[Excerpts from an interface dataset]
• • • • • • •

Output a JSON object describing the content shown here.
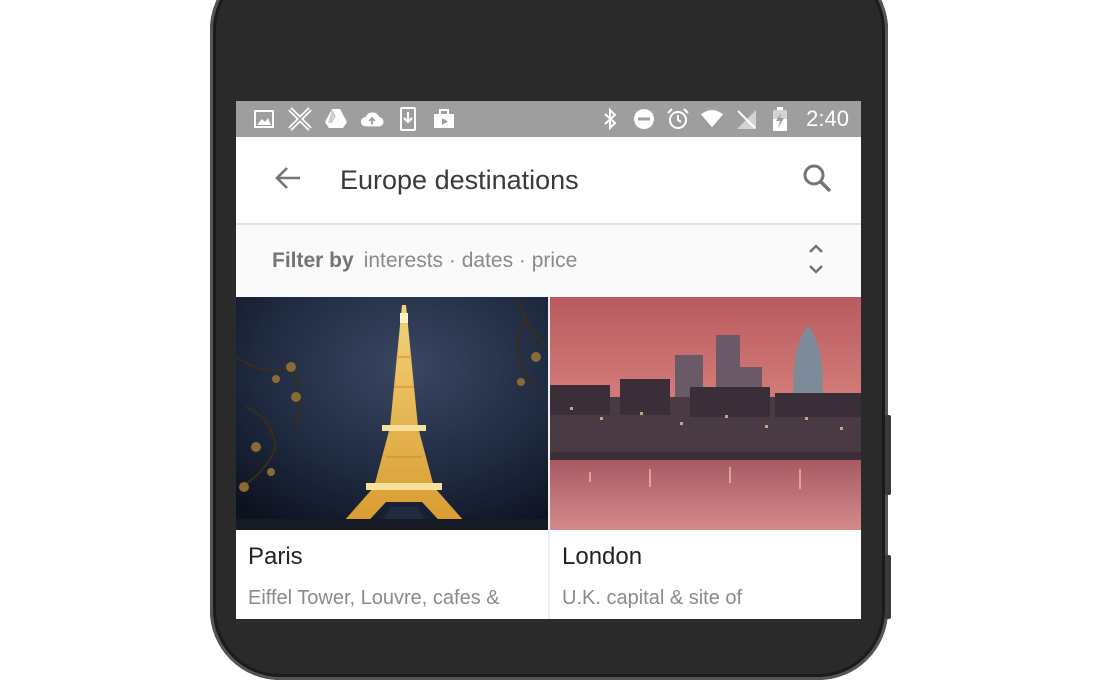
{
  "status_bar": {
    "time": "2:40",
    "left_icons": [
      "image-icon",
      "app-x-icon",
      "drive-icon",
      "cloud-upload-icon",
      "download-icon",
      "work-icon"
    ],
    "right_icons": [
      "bluetooth-icon",
      "do-not-disturb-icon",
      "alarm-icon",
      "wifi-icon",
      "no-sim-icon",
      "battery-charging-icon"
    ]
  },
  "app_bar": {
    "title": "Europe destinations",
    "back_icon": "arrow-back-icon",
    "search_icon": "search-icon"
  },
  "filter": {
    "label": "Filter by",
    "options": "interests · dates · price",
    "expand_icon": "unfold-more-icon"
  },
  "destinations": [
    {
      "name": "Paris",
      "description": "Eiffel Tower, Louvre, cafes &"
    },
    {
      "name": "London",
      "description": "U.K. capital & site of"
    }
  ],
  "colors": {
    "status_bar": "#9e9e9e",
    "app_bar": "#ffffff",
    "filter_bar": "#fafafa",
    "phone_body": "#2a2a2a"
  }
}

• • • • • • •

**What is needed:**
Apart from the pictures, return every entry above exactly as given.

**Completed task:**
Output a JSON object describing the content shown here.
{
  "status_bar": {
    "time": "2:40",
    "left_icons": [
      "image-icon",
      "app-x-icon",
      "drive-icon",
      "cloud-upload-icon",
      "download-icon",
      "work-icon"
    ],
    "right_icons": [
      "bluetooth-icon",
      "do-not-disturb-icon",
      "alarm-icon",
      "wifi-icon",
      "no-sim-icon",
      "battery-charging-icon"
    ]
  },
  "app_bar": {
    "title": "Europe destinations",
    "back_icon": "arrow-back-icon",
    "search_icon": "search-icon"
  },
  "filter": {
    "label": "Filter by",
    "options": "interests · dates · price",
    "expand_icon": "unfold-more-icon"
  },
  "destinations": [
    {
      "name": "Paris",
      "description": "Eiffel Tower, Louvre, cafes &"
    },
    {
      "name": "London",
      "description": "U.K. capital & site of"
    }
  ],
  "colors": {
    "status_bar": "#9e9e9e",
    "app_bar": "#ffffff",
    "filter_bar": "#fafafa",
    "phone_body": "#2a2a2a"
  }
}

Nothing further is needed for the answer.